So my dad pulled off my seatbelt and yanked me out of my seat and out his door, which had opened successfully, and we were both okay, pretty panicky, breathing fast, out into the water. He had one of those neat self-inflating rafts, which certainly did its job, albeit so quickly that it turned out to be upside down once we got ourselves onto it, but no matter, it was quite sturdy and that water was colder than I had expected. We were soaked, giddy with adrenaline and the sheer gratitude that comes with survival I suppose, and in absolute awe of this gigantic orange and white parachute that was still billowing calmly on the water, fully inflated, just resting there about 70 feet away from us. The plane was about 1/3 in the water, 2/3 out, and all of a sudden I noticed my dad’s wallet bobbing towards me on the raft. And then my backpack, and his passport bag. A grocery bag of those silly granola bars, two oranges, a couple water bottles. I swam around a bit, collecting whatever was reachable, then got out of the water and tried to stay warm. So much stuff is still in that plane, and I don’t know if we’ll be able to get it back. My dad’s laptop is in there, that camera I just bought, plenty of dollars’ worth of plane equipment, and etc. BUT, it doesn’t matter!! It just doesn’t matter. After about 45 minutes of pulling ourselves into the sun by the ropes of the parachute, staying near the plane but not too near, a Coast Guard plane zoomed into view, and circled around us for the next 45 minutes, until a helicopter came around. I can’t tell you how comforting that circling plane was, even though it didn’t do anything beyond that. Talk about true moral support. After the helicopter blew the parachute far away enough from us that it wouldn’t pick up the plane and potentially wreck the whole rescue operation, they lowered a rescue swimmer (Chris Ensley, one of my new heroes) down into the water, complete with snorkel and flippers. He swam over to us on the raft, asked how many people had been in the plane and if anyone was seriously injured, and then put me in a lifeguard’s headlock of sorts and swam me back to the helicopter, directly underneath it, where they had lowered a weird kind of human basket/cage to hoist me up. I was freezing, pretty freaked out, and really grateful for the U.S. Coast Guard. He went back to my dad on the raft, did the same thing, and then suited us up with a giant wool blanket, the kind you always see survivors of anything on TV wearing.
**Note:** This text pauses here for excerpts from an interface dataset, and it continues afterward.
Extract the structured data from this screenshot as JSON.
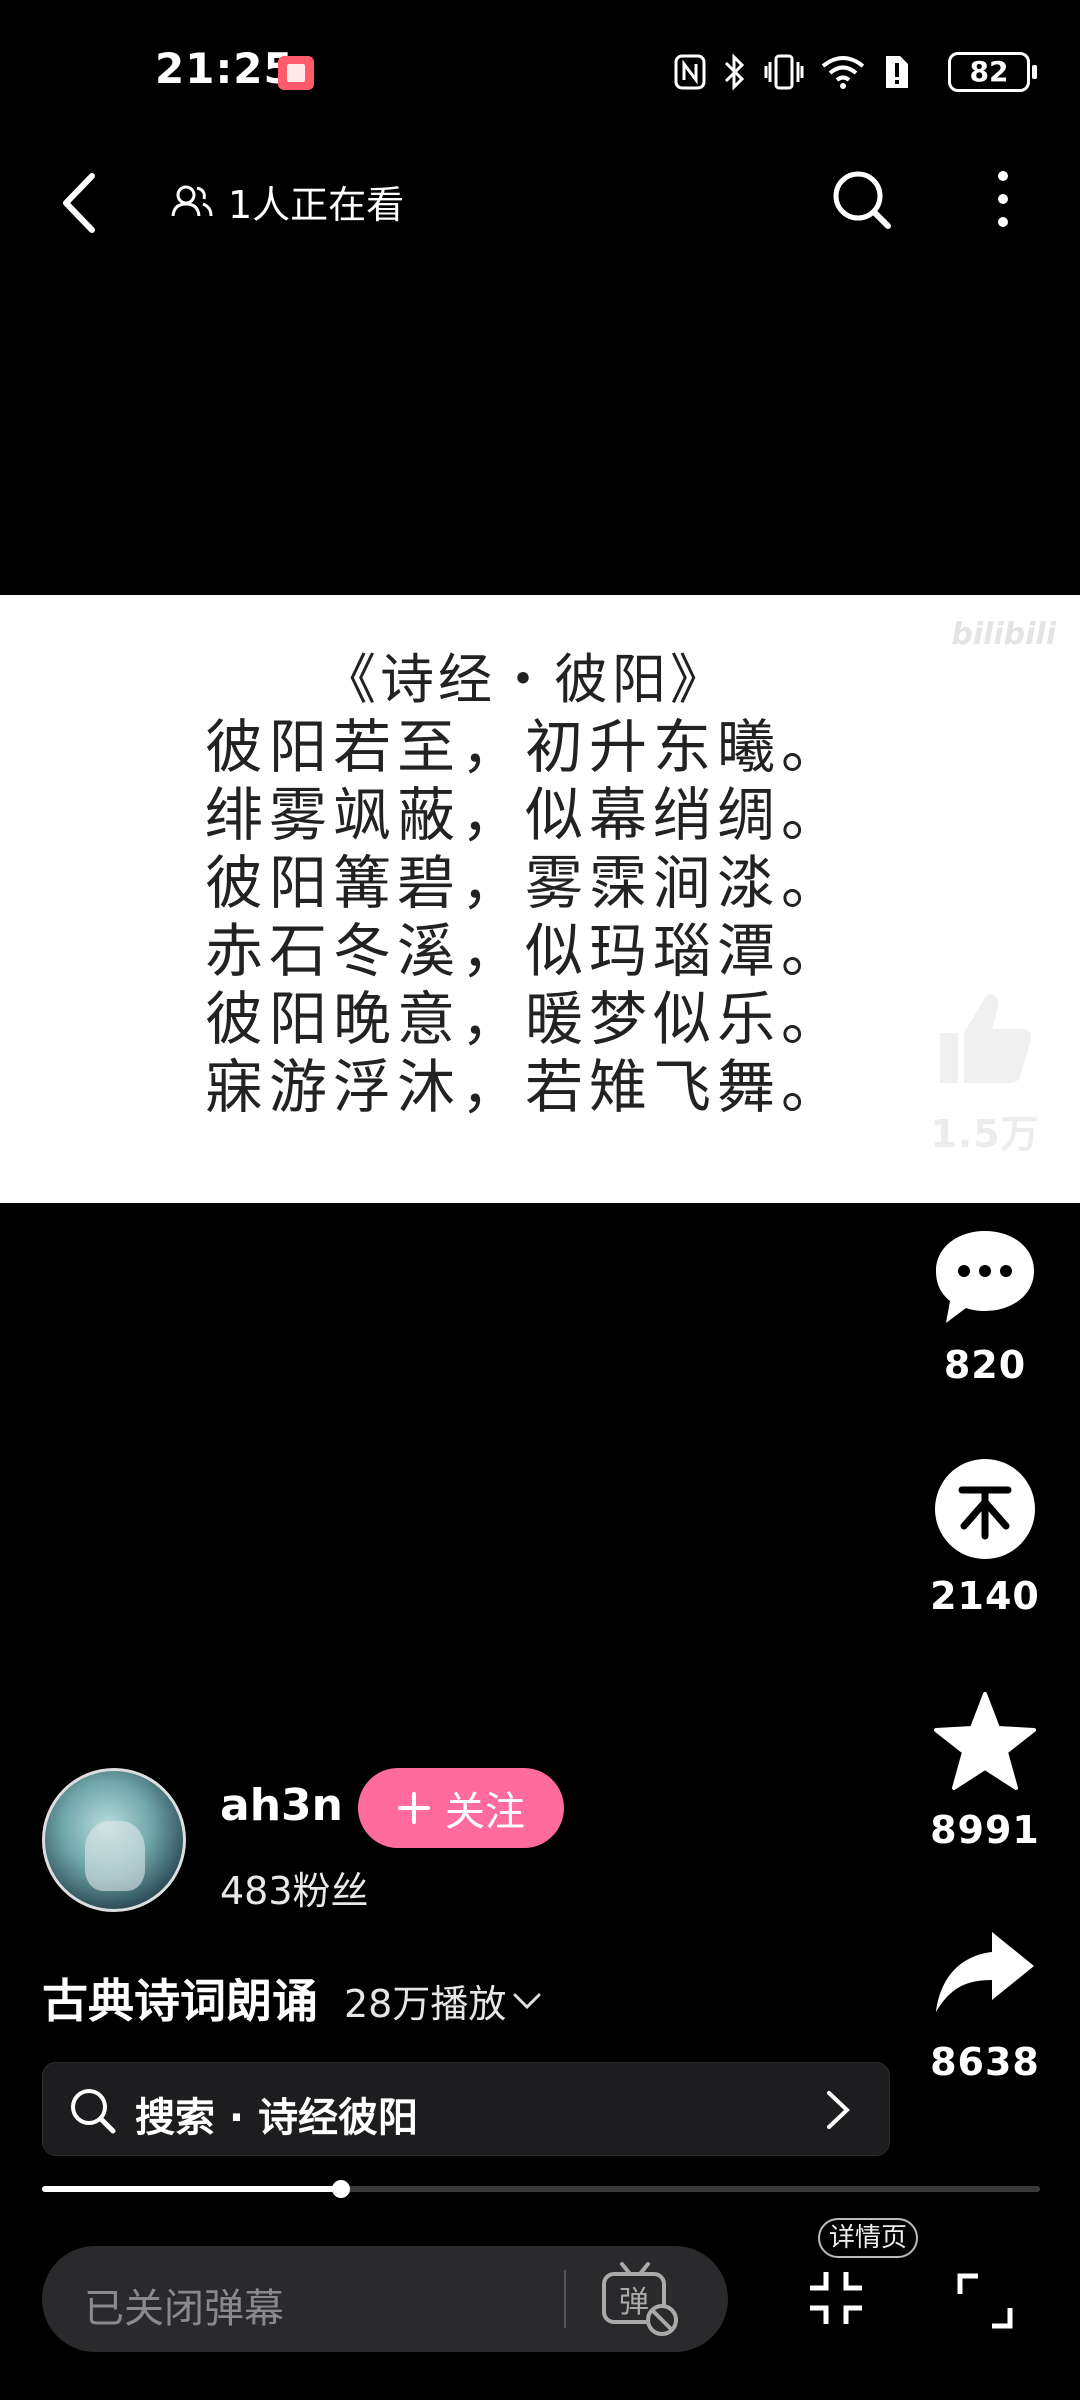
{
  "status_bar": {
    "time": "21:25",
    "battery": "82"
  },
  "top_bar": {
    "watching_text": "1人正在看"
  },
  "video": {
    "watermark": "bilibili",
    "poem_title": "《诗经・彼阳》",
    "poem_lines": [
      "彼阳若至，初升东曦。",
      "绯雾飒蔽，似幕绡绸。",
      "彼阳篝碧，雾霂涧渁。",
      "赤石冬溪，似玛瑙潭。",
      "彼阳晚意，暖梦似乐。",
      "寐游浮沐，若雉飞舞。"
    ]
  },
  "actions": {
    "like_count": "1.5万",
    "comment_count": "820",
    "coin_count": "2140",
    "favorite_count": "8991",
    "share_count": "8638"
  },
  "author": {
    "name": "ah3n",
    "follow_label": "关注",
    "fans": "483粉丝"
  },
  "collection": {
    "title": "古典诗词朗诵",
    "plays": "28万播放"
  },
  "search": {
    "text": "搜索 · 诗经彼阳"
  },
  "progress": {
    "fraction": 0.3
  },
  "bottom": {
    "danmaku_placeholder": "已关闭弹幕",
    "detail_label": "详情页"
  },
  "colors": {
    "follow": "#ff6b9d",
    "background": "#000000"
  }
}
We coptered it back to the nearest island, which was this one-- Nassau of the Bahamas, and tried to figure out what in the world we were supposed to do from there.
I am SO GRATEFUL for each and every one of you in my life, and for my life! The street signs here in Nassau, where you would see a YIELD sign in the States, say GIVE WAY. I don’t know why, but that spoke to me this evening as we were checking in to the hotel. I’ll be in touch as soon as I can.
With gratitude and affection!